• YOUR OBJECTIVE
Answer with one figure only, the number of lines below in which "code" occurs.

• DATA
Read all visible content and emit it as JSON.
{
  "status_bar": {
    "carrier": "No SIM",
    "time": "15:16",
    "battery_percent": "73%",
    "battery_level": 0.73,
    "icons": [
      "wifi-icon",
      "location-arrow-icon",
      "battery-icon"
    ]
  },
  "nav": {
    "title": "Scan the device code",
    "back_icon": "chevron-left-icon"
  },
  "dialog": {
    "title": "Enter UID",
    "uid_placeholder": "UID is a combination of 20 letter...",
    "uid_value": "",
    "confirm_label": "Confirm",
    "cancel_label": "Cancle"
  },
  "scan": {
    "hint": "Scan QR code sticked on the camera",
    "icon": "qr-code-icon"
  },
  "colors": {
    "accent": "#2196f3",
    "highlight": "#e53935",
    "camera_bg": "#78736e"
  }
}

• RESULT OF THIS TASK
3